For a company to capture the potential offered by speed to market as a competitive capability, they must be aware of the new and updated products being offered in the marketplace. This means that you can not only respond to the demands, you need to anticipate them by continually developing and testing new products and services. A company’s ability to develop and offer new products quickly is the key to satisfying the needs and demands of the marketplace.
Speed to market can deliver improved competitive capability to a company if it is done correctly. Involving the right people, systems and processes to identify where, what and how to change is critical. Although it is not easy or necessarily fast to do, improving speed to market at a company can generate great benefits to its bottom line, market image and competitive abilities.
In this podcast BearingPoint Director Matthew O’Mara to explores speed to market and why it’s such a hot topic.
A podcast with Michele Trogni from UBS – Series 2 of 4
Our recent event, hosted by the Financial Times, focused on how we can cut costs and boost performance in this turbulent market. We turned to marketplace experts to give their input on ways to leverage new thinking on the latest strategies and technologies for reduction.
In this podcast, the second of 4 from our FT event, we have for you Michele Trogni, Global Head of Operations for the UBS Investment Bank, as she discusses what gets her most excited about the latest strategies and technologies for reducing operational costs. She talks about the importance of operational efficiency and how you can integrate this idea into providing excellent service delivery.
(Financial Times 2008 – Michele Trogni, Managing Director and Global Head of Operations for the UBS Invenstment Bank)
About Michele Michele is a Managing Director and Global Head of Operations for the UBS Investment Bank. She was appointed Global Head of Operations in January 2006 and has been with UBS Investment Bank & its predecessor for 20 years. Prior to her current role, Michele was Global Head of ESSOC IT and held various IT positions based in both Stamford and Chicago over the past 8 years. Michele started her career in London performing FIRC BUC roles in FCD, Operations Client Service positions and then working for the Derivatives & FI business in an IT liaison capacity.

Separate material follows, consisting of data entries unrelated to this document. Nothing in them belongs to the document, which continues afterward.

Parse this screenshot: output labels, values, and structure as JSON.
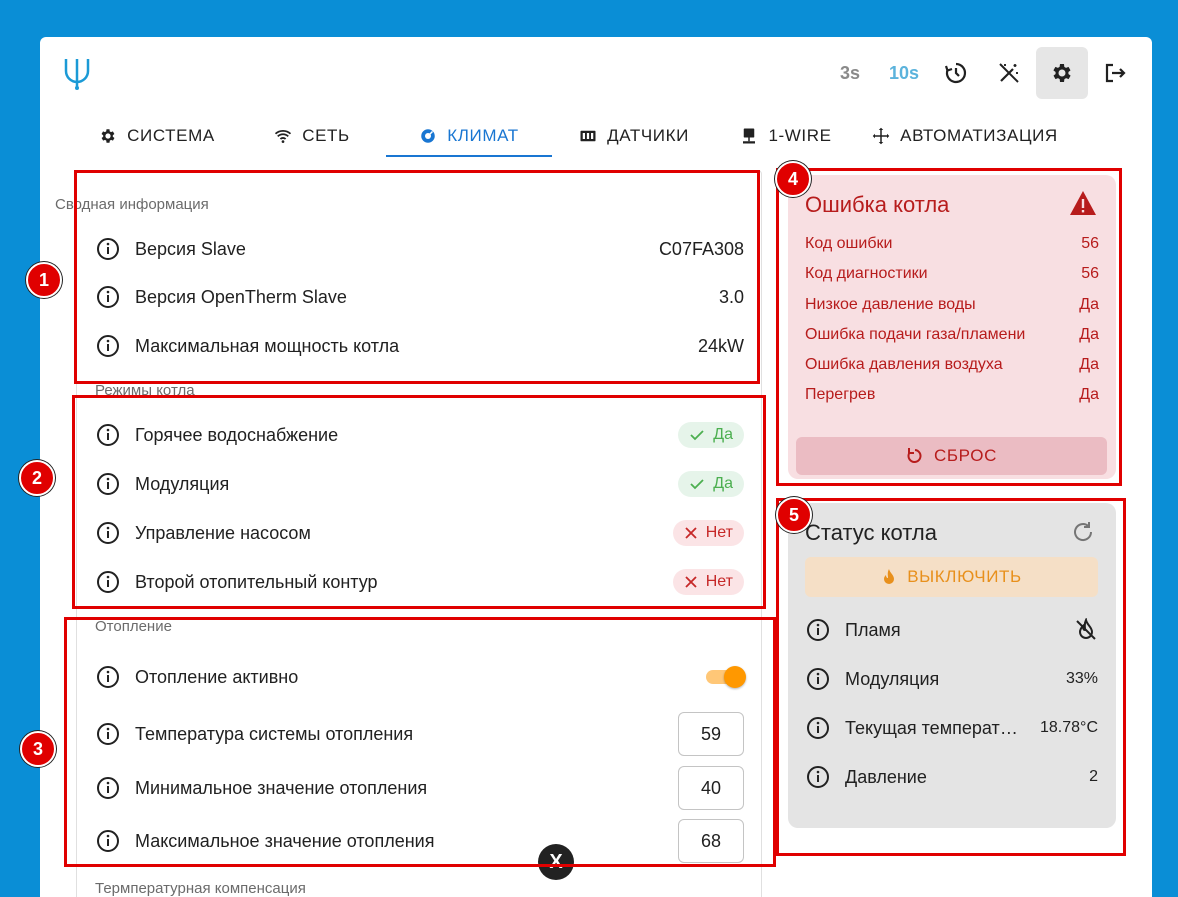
{
  "header": {
    "interval_3s": "3s",
    "interval_10s": "10s"
  },
  "tabs": [
    {
      "label": "СИСТЕМА",
      "icon": "gear-icon"
    },
    {
      "label": "СЕТЬ",
      "icon": "wifi-icon"
    },
    {
      "label": "КЛИМАТ",
      "icon": "climate-icon",
      "active": true
    },
    {
      "label": "ДАТЧИКИ",
      "icon": "sensors-icon"
    },
    {
      "label": "1-WIRE",
      "icon": "onewire-icon"
    },
    {
      "label": "АВТОМАТИЗАЦИЯ",
      "icon": "automation-icon"
    }
  ],
  "summary": {
    "title": "Сводная информация",
    "rows": [
      {
        "label": "Версия Slave",
        "value": "C07FA308"
      },
      {
        "label": "Версия OpenTherm Slave",
        "value": "3.0"
      },
      {
        "label": "Максимальная мощность котла",
        "value": "24kW"
      }
    ]
  },
  "modes": {
    "title": "Режимы котла",
    "rows": [
      {
        "label": "Горячее водоснабжение",
        "value": "Да",
        "state": "yes"
      },
      {
        "label": "Модуляция",
        "value": "Да",
        "state": "yes"
      },
      {
        "label": "Управление насосом",
        "value": "Нет",
        "state": "no"
      },
      {
        "label": "Второй отопительный контур",
        "value": "Нет",
        "state": "no"
      }
    ]
  },
  "heating": {
    "title": "Отопление",
    "active_label": "Отопление активно",
    "active": true,
    "rows": [
      {
        "label": "Температура системы отопления",
        "value": "59"
      },
      {
        "label": "Минимальное значение отопления",
        "value": "40"
      },
      {
        "label": "Максимальное значение отопления",
        "value": "68"
      }
    ]
  },
  "compensation": {
    "title": "Термпературная компенсация"
  },
  "boiler_error": {
    "title": "Ошибка котла",
    "rows": [
      {
        "label": "Код ошибки",
        "value": "56"
      },
      {
        "label": "Код диагностики",
        "value": "56"
      },
      {
        "label": "Низкое давление воды",
        "value": "Да"
      },
      {
        "label": "Ошибка подачи газа/пламени",
        "value": "Да"
      },
      {
        "label": "Ошибка давления воздуха",
        "value": "Да"
      },
      {
        "label": "Перегрев",
        "value": "Да"
      }
    ],
    "reset_label": "СБРОС",
    "color": "#b71c1c"
  },
  "boiler_status": {
    "title": "Статус котла",
    "off_button": "ВЫКЛЮЧИТЬ",
    "rows": [
      {
        "label": "Пламя",
        "value": "",
        "icon": "flame-off-icon"
      },
      {
        "label": "Модуляция",
        "value": "33%"
      },
      {
        "label": "Текущая температура",
        "value": "18.78°C"
      },
      {
        "label": "Давление",
        "value": "2"
      }
    ]
  },
  "annotations": [
    "1",
    "2",
    "3",
    "4",
    "5"
  ],
  "fab_label": "X"
}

Join BearingPoint senior manager Larry Taylor as he explores the importance of managing reputational risk. Reputational risk measures the change in perception of a company. A prime example is the recent credit crisis. Even companies that were not directly affected by it, but had “credit” in their business description, were quickly identified as a threat. Many vendors stopped their association with them and clients ran to competitors for guidance. Now more than ever, it’s extremely important to safeguard a company’s reputation. The reputation is currently serving as the sole source of economic value of a firm.
In a situation where the reputation being portrayed is incorrect, a company must have the ability to quickly respond to such criticism, prior to any real damage being done. The key to preventing such a travesty is to understand the sources of your risk and determine what the potential impacts would be. There are also many ways to determine how a company is currently perceived, such as its stock price, customer acquisition and customer patterns. These are clear indications of your favorability and a clear indicator if changes need to be made.
Key executives need to know how their company is being displayed in the marketplace and how they are being evaluated through a stakeholder prism. Many times, a company is not aware of its perception in the marketplace until it’s too late. With all the new technology available, it’s easier than ever to monitor your company’s reputation. It’s the responsibility of the executives to have a clear message relayed to their employees so that everyone assembles under one culture. It is only then that people will band together to ensure the company’s perception remains positive and “outs” anyone who strays from what has been clearly outlined as the company’s standards.